#### DATA TO EXAMINE ####
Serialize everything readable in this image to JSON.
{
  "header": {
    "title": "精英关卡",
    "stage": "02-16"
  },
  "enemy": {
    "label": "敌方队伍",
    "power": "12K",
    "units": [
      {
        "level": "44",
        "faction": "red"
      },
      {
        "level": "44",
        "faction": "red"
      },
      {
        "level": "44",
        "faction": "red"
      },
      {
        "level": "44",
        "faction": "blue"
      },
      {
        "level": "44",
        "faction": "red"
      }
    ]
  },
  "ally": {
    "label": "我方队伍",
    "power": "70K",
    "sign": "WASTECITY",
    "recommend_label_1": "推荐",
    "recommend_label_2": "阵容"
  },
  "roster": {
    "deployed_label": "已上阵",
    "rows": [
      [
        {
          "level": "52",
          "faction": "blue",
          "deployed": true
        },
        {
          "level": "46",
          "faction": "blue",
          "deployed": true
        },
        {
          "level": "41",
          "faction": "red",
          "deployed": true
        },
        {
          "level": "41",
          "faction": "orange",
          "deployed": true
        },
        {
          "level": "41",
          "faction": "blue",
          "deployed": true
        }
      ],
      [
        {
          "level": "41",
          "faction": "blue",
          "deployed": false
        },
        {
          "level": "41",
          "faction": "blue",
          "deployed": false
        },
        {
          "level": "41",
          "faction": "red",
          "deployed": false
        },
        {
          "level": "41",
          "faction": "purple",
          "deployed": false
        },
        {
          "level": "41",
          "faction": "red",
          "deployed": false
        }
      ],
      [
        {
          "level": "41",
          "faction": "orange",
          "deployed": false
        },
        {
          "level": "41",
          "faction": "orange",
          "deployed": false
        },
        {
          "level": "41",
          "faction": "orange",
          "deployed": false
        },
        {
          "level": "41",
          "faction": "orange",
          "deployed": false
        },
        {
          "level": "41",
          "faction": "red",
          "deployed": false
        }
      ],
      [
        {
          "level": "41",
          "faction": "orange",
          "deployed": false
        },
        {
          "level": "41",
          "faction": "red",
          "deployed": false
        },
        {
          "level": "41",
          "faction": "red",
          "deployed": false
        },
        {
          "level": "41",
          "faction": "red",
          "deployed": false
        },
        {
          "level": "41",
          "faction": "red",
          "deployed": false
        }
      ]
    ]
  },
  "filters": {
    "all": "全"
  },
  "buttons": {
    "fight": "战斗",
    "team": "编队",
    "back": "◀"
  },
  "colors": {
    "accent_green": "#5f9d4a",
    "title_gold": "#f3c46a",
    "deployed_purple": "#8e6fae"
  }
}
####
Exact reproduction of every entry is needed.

YOUR SOLUTION
Serialize everything readable in this image to JSON.
{
  "header": {
    "title": "精英关卡",
    "stage": "02-16"
  },
  "enemy": {
    "label": "敌方队伍",
    "power": "12K",
    "units": [
      {
        "level": "44",
        "faction": "red"
      },
      {
        "level": "44",
        "faction": "red"
      },
      {
        "level": "44",
        "faction": "red"
      },
      {
        "level": "44",
        "faction": "blue"
      },
      {
        "level": "44",
        "faction": "red"
      }
    ]
  },
  "ally": {
    "label": "我方队伍",
    "power": "70K",
    "sign": "WASTECITY",
    "recommend_label_1": "推荐",
    "recommend_label_2": "阵容"
  },
  "roster": {
    "deployed_label": "已上阵",
    "rows": [
      [
        {
          "level": "52",
          "faction": "blue",
          "deployed": true
        },
        {
          "level": "46",
          "faction": "blue",
          "deployed": true
        },
        {
          "level": "41",
          "faction": "red",
          "deployed": true
        },
        {
          "level": "41",
          "faction": "orange",
          "deployed": true
        },
        {
          "level": "41",
          "faction": "blue",
          "deployed": true
        }
      ],
      [
        {
          "level": "41",
          "faction": "blue",
          "deployed": false
        },
        {
          "level": "41",
          "faction": "blue",
          "deployed": false
        },
        {
          "level": "41",
          "faction": "red",
          "deployed": false
        },
        {
          "level": "41",
          "faction": "purple",
          "deployed": false
        },
        {
          "level": "41",
          "faction": "red",
          "deployed": false
        }
      ],
      [
        {
          "level": "41",
          "faction": "orange",
          "deployed": false
        },
        {
          "level": "41",
          "faction": "orange",
          "deployed": false
        },
        {
          "level": "41",
          "faction": "orange",
          "deployed": false
        },
        {
          "level": "41",
          "faction": "orange",
          "deployed": false
        },
        {
          "level": "41",
          "faction": "red",
          "deployed": false
        }
      ],
      [
        {
          "level": "41",
          "faction": "orange",
          "deployed": false
        },
        {
          "level": "41",
          "faction": "red",
          "deployed": false
        },
        {
          "level": "41",
          "faction": "red",
          "deployed": false
        },
        {
          "level": "41",
          "faction": "red",
          "deployed": false
        },
        {
          "level": "41",
          "faction": "red",
          "deployed": false
        }
      ]
    ]
  },
  "filters": {
    "all": "全"
  },
  "buttons": {
    "fight": "战斗",
    "team": "编队",
    "back": "◀"
  },
  "colors": {
    "accent_green": "#5f9d4a",
    "title_gold": "#f3c46a",
    "deployed_purple": "#8e6fae"
  }
}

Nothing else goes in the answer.